_Task prompt_:
From the records below, extract all the text exactly and leave the images behind.

────────────────────

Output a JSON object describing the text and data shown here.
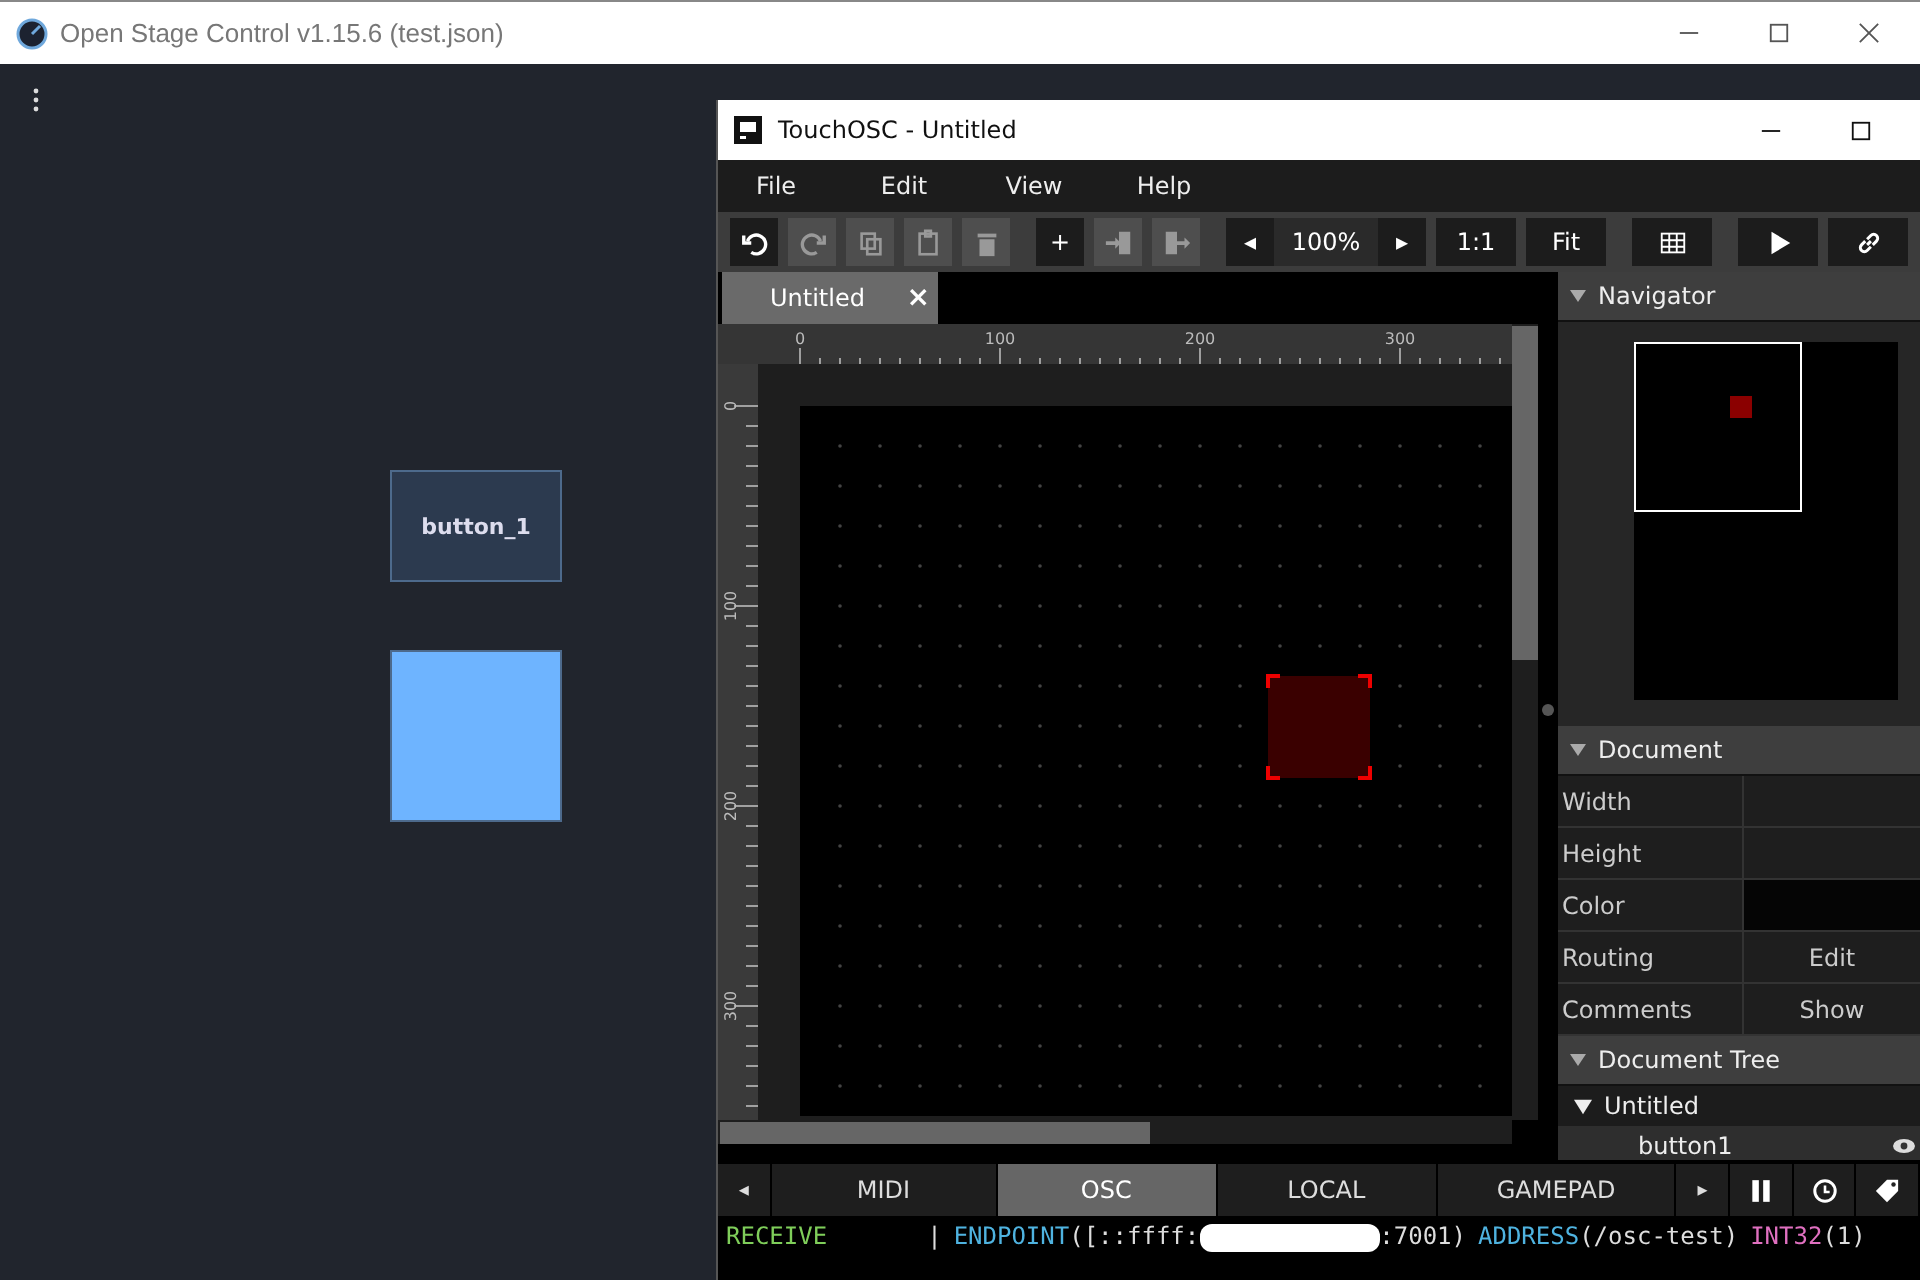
{
  "window": {
    "title": "Open Stage Control v1.15.6 (test.json)"
  },
  "widgets": [
    {
      "kind": "button",
      "label": "button_1"
    },
    {
      "kind": "pad"
    }
  ],
  "touchosc": {
    "title": "TouchOSC - Untitled",
    "menu": [
      "File",
      "Edit",
      "View",
      "Help"
    ],
    "toolbar": [
      {
        "kind": "undo",
        "disabled": false
      },
      {
        "kind": "redo",
        "disabled": true
      },
      {
        "kind": "copy",
        "disabled": true
      },
      {
        "kind": "paste",
        "disabled": true
      },
      {
        "kind": "delete",
        "disabled": true
      },
      {
        "kind": "text",
        "label": "+",
        "disabled": false
      },
      {
        "kind": "import",
        "disabled": true
      },
      {
        "kind": "export",
        "disabled": true
      },
      {
        "kind": "text",
        "label": "◂",
        "disabled": false
      },
      {
        "kind": "value",
        "label": "100%",
        "disabled": false
      },
      {
        "kind": "text",
        "label": "▸",
        "disabled": false
      },
      {
        "kind": "text",
        "label": "1:1",
        "disabled": false
      },
      {
        "kind": "text",
        "label": "Fit",
        "disabled": false
      },
      {
        "kind": "grid",
        "disabled": false
      },
      {
        "kind": "play",
        "disabled": false
      },
      {
        "kind": "link",
        "disabled": false
      }
    ],
    "tab": {
      "label": "Untitled",
      "close": "×"
    },
    "ruler": {
      "x_labels": [
        "0",
        "100",
        "200",
        "300"
      ],
      "y_labels": [
        "0",
        "100",
        "200",
        "300"
      ]
    },
    "navigator": {
      "title": "Navigator"
    },
    "document": {
      "title": "Document",
      "rows": [
        {
          "label": "Width"
        },
        {
          "label": "Height"
        },
        {
          "label": "Color"
        },
        {
          "label": "Routing",
          "value": "Edit"
        },
        {
          "label": "Comments",
          "value": "Show"
        }
      ]
    },
    "tree": {
      "title": "Document Tree",
      "items": [
        {
          "label": "Untitled",
          "expanded": true,
          "children": [
            {
              "label": "button1",
              "visible": true
            }
          ]
        }
      ]
    },
    "bottom_tabs": [
      {
        "label": "MIDI",
        "selected": false
      },
      {
        "label": "OSC",
        "selected": true
      },
      {
        "label": "LOCAL",
        "selected": false
      },
      {
        "label": "GAMEPAD",
        "selected": false
      }
    ],
    "tab_prev": "◂",
    "tab_next": "▸",
    "log": [
      {
        "segments": [
          {
            "kind": "direction",
            "text": "RECEIVE"
          },
          {
            "kind": "plain",
            "text": "|"
          },
          {
            "kind": "key",
            "text": "ENDPOINT"
          },
          {
            "kind": "plain",
            "text": "([::ffff:"
          },
          {
            "kind": "redacted"
          },
          {
            "kind": "plain",
            "text": ":7001)"
          },
          {
            "kind": "key",
            "text": "ADDRESS"
          },
          {
            "kind": "plain",
            "text": "(/osc-test)"
          },
          {
            "kind": "type",
            "text": "INT32"
          },
          {
            "kind": "plain",
            "text": "(1)"
          }
        ]
      }
    ]
  }
}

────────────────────

_Written response_:
Output a JSON object describing the text and data shown here.
{
  "window": {
    "title": "Open Stage Control v1.15.6 (test.json)"
  },
  "widgets": [
    {
      "kind": "button",
      "label": "button_1"
    },
    {
      "kind": "pad"
    }
  ],
  "touchosc": {
    "title": "TouchOSC - Untitled",
    "menu": [
      "File",
      "Edit",
      "View",
      "Help"
    ],
    "toolbar": [
      {
        "kind": "undo",
        "disabled": false
      },
      {
        "kind": "redo",
        "disabled": true
      },
      {
        "kind": "copy",
        "disabled": true
      },
      {
        "kind": "paste",
        "disabled": true
      },
      {
        "kind": "delete",
        "disabled": true
      },
      {
        "kind": "text",
        "label": "+",
        "disabled": false
      },
      {
        "kind": "import",
        "disabled": true
      },
      {
        "kind": "export",
        "disabled": true
      },
      {
        "kind": "text",
        "label": "◂",
        "disabled": false
      },
      {
        "kind": "value",
        "label": "100%",
        "disabled": false
      },
      {
        "kind": "text",
        "label": "▸",
        "disabled": false
      },
      {
        "kind": "text",
        "label": "1:1",
        "disabled": false
      },
      {
        "kind": "text",
        "label": "Fit",
        "disabled": false
      },
      {
        "kind": "grid",
        "disabled": false
      },
      {
        "kind": "play",
        "disabled": false
      },
      {
        "kind": "link",
        "disabled": false
      }
    ],
    "tab": {
      "label": "Untitled",
      "close": "×"
    },
    "ruler": {
      "x_labels": [
        "0",
        "100",
        "200",
        "300"
      ],
      "y_labels": [
        "0",
        "100",
        "200",
        "300"
      ]
    },
    "navigator": {
      "title": "Navigator"
    },
    "document": {
      "title": "Document",
      "rows": [
        {
          "label": "Width"
        },
        {
          "label": "Height"
        },
        {
          "label": "Color"
        },
        {
          "label": "Routing",
          "value": "Edit"
        },
        {
          "label": "Comments",
          "value": "Show"
        }
      ]
    },
    "tree": {
      "title": "Document Tree",
      "items": [
        {
          "label": "Untitled",
          "expanded": true,
          "children": [
            {
              "label": "button1",
              "visible": true
            }
          ]
        }
      ]
    },
    "bottom_tabs": [
      {
        "label": "MIDI",
        "selected": false
      },
      {
        "label": "OSC",
        "selected": true
      },
      {
        "label": "LOCAL",
        "selected": false
      },
      {
        "label": "GAMEPAD",
        "selected": false
      }
    ],
    "tab_prev": "◂",
    "tab_next": "▸",
    "log": [
      {
        "segments": [
          {
            "kind": "direction",
            "text": "RECEIVE"
          },
          {
            "kind": "plain",
            "text": "|"
          },
          {
            "kind": "key",
            "text": "ENDPOINT"
          },
          {
            "kind": "plain",
            "text": "([::ffff:"
          },
          {
            "kind": "redacted"
          },
          {
            "kind": "plain",
            "text": ":7001)"
          },
          {
            "kind": "key",
            "text": "ADDRESS"
          },
          {
            "kind": "plain",
            "text": "(/osc-test)"
          },
          {
            "kind": "type",
            "text": "INT32"
          },
          {
            "kind": "plain",
            "text": "(1)"
          }
        ]
      }
    ]
  }
}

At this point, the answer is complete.